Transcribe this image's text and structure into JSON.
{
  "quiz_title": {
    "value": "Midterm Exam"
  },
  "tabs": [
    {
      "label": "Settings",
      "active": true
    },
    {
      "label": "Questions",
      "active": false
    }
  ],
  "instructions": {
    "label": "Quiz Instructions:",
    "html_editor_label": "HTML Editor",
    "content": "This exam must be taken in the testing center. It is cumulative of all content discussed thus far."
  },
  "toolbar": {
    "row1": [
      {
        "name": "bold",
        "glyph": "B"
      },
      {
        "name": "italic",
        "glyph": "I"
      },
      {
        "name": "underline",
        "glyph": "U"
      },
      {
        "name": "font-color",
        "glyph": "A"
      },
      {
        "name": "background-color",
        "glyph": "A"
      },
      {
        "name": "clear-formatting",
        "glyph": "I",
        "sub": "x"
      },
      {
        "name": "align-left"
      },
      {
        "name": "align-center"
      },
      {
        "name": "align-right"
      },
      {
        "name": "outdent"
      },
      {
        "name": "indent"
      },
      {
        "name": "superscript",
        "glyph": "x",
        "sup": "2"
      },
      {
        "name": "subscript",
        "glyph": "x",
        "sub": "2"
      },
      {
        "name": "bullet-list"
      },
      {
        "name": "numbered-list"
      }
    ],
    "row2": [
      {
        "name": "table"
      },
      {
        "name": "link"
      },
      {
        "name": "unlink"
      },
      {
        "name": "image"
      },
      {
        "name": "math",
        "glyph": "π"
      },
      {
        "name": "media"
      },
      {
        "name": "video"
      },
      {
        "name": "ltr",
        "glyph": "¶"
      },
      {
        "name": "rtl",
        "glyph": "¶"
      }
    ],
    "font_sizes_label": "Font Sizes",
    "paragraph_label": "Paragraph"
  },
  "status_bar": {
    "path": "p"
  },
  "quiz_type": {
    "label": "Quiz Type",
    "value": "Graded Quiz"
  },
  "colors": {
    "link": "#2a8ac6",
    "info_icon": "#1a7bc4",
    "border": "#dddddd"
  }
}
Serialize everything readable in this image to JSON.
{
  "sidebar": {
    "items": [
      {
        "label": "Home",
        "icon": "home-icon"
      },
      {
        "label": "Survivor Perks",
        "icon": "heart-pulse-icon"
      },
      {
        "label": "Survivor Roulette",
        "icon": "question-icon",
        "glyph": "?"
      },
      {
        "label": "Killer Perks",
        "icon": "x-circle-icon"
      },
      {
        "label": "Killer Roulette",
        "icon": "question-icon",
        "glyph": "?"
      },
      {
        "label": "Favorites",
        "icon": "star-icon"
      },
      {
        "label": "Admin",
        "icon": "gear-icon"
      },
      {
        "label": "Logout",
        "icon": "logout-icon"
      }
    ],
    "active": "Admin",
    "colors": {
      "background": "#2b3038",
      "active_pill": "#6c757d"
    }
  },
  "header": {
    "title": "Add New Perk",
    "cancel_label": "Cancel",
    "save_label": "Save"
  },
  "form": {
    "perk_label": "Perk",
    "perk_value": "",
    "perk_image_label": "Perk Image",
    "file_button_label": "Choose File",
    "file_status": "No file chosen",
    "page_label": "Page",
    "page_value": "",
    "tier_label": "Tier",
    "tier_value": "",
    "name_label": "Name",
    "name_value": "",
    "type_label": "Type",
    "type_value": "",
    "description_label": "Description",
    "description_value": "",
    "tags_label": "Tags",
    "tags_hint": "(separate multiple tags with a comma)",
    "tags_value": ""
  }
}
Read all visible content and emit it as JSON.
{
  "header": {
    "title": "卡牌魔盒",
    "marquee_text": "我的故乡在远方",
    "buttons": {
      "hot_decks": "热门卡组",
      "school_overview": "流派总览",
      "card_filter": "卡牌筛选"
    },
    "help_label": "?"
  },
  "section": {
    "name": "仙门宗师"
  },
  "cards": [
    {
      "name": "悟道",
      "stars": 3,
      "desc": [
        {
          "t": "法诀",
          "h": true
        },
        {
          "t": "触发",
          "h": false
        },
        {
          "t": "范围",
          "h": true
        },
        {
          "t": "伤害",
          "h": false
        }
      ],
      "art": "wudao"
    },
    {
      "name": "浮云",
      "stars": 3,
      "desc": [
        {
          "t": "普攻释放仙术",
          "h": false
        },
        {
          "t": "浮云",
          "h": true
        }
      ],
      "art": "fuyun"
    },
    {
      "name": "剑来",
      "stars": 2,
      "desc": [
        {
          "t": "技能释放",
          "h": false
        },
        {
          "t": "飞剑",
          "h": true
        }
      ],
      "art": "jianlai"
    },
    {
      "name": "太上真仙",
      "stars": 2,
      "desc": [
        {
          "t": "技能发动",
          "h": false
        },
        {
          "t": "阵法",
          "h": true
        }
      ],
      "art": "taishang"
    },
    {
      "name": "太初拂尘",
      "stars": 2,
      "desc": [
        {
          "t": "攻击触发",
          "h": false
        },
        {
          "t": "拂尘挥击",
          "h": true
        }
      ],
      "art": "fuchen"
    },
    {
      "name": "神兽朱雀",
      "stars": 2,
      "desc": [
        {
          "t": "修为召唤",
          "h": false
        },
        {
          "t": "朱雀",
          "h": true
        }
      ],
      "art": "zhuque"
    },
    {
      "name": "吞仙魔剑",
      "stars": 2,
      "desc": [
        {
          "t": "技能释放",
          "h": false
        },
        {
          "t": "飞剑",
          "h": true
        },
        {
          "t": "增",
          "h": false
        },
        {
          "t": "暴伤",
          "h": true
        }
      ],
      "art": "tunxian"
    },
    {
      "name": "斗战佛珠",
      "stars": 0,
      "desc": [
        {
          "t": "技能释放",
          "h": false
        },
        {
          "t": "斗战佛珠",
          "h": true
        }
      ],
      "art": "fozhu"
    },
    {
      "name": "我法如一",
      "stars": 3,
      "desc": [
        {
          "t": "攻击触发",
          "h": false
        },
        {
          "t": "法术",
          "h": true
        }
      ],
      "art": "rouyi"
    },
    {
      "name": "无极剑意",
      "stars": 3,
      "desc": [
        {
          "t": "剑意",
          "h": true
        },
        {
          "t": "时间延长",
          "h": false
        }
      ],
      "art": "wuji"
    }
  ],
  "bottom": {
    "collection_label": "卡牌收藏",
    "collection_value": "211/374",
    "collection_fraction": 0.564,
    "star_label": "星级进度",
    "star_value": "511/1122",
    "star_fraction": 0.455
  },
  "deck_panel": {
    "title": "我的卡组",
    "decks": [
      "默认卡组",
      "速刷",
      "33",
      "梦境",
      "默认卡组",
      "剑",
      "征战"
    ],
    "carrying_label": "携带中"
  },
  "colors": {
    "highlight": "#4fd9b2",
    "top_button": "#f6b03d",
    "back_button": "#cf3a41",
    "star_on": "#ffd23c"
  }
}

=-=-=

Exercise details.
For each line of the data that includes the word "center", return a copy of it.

Task response.
    "content": "This exam must be taken in the testing center. It is cumulative of all content discussed thus far."
        "name": "align-center"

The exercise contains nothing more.